    I hope that you won't mind me responding to your post...you have been on my ignore list for awhile..I think that you understand why...Once again, you are using your own venacular based in who knows what means of testing.

    To wit...paper is not normally expressed in density range among those who choose to communicate in an open and honest manner. The term that is most often used is "exposure scale". But be that as it may..please send me representative samples of the papers you mentioned and I will conduct evaluations based on known scientific models and using known and accepted terminology. I will be happy to reimburse you for your actual cost of materials and shipping. I will conduct these tests and post the results for all to see here on Apug. My tests will involve testing the papers you mentioned at grade two and comparing the ES of the papers that you mentioned against the ES of Azo grade two. A couple of 8X10 sheets should be adequate.

    My address should you care to respond is Donald Miller 3355 E. Hampton Ln. Gilbert, Az. 85297. I am a man of my word and will reimburse you for your actual cost of materials. I hope that you understand that my opinion engenders a great deal of skepticism about your methods.

    Should that not be of interest to you...then I will arrange for Sandy King or some other person who works at this level to do the testing as an impartial third party. If you would prefer that Sandy to do it, then I will still pay for the materials and shipping at your actual cost. So you have nothing to lose Jay.

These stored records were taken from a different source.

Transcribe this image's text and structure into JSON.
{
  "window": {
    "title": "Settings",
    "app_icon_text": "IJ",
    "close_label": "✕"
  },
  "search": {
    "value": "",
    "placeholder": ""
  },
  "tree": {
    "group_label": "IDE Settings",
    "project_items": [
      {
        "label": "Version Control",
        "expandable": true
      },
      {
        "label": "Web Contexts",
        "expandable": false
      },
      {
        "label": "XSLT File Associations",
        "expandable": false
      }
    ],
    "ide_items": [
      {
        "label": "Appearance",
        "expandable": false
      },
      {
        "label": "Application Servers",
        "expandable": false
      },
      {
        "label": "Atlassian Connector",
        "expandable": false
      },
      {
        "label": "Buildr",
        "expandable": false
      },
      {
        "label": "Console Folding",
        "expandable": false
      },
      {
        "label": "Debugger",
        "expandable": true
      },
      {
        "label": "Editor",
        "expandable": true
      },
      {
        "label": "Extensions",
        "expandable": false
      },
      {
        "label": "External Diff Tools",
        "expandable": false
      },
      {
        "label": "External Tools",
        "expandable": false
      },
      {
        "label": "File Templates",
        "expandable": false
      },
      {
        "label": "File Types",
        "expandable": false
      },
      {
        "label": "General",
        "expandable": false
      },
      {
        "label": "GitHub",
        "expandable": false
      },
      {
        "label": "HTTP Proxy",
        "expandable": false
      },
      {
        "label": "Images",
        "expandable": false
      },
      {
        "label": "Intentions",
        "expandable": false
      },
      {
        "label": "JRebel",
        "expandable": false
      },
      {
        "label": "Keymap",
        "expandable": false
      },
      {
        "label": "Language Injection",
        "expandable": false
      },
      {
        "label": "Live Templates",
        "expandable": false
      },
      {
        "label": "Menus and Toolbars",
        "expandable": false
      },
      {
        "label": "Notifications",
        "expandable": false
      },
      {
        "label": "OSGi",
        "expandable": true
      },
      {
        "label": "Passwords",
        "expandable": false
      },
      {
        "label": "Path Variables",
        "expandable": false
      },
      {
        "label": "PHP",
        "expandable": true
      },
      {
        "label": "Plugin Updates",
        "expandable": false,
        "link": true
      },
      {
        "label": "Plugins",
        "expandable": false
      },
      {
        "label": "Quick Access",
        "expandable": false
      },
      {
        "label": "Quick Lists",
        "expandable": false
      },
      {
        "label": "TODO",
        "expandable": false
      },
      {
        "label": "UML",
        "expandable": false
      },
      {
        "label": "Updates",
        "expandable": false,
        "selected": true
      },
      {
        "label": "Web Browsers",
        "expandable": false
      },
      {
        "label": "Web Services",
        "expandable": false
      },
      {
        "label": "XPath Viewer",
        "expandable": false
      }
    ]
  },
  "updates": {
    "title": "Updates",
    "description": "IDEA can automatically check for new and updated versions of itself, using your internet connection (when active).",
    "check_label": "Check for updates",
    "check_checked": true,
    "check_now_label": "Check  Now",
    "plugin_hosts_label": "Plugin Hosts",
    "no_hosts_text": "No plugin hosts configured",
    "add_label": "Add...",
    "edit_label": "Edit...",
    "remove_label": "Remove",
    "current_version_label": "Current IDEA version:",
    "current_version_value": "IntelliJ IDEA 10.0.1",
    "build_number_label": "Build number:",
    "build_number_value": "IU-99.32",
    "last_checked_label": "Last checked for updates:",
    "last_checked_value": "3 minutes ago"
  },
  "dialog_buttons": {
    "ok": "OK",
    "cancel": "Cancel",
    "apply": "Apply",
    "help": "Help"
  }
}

    No other comments are required or asked for. The only thing that you need do is put the paper in the mail along with a bill for the actual cost of the samples and the cost of shipping. I don't want another pissing match with you...I will test the papers or have Sandy test the papers that you ship at the same grade as Azo and we will see if your testing results are what you represent them to be.

    Should you choose to not respond then I will simply post on this site and in this thread that you chose to not conduct an honest appraisal apart from just flatulant verbalization. You might say that your reputation is now on the line. Are you a man of your word?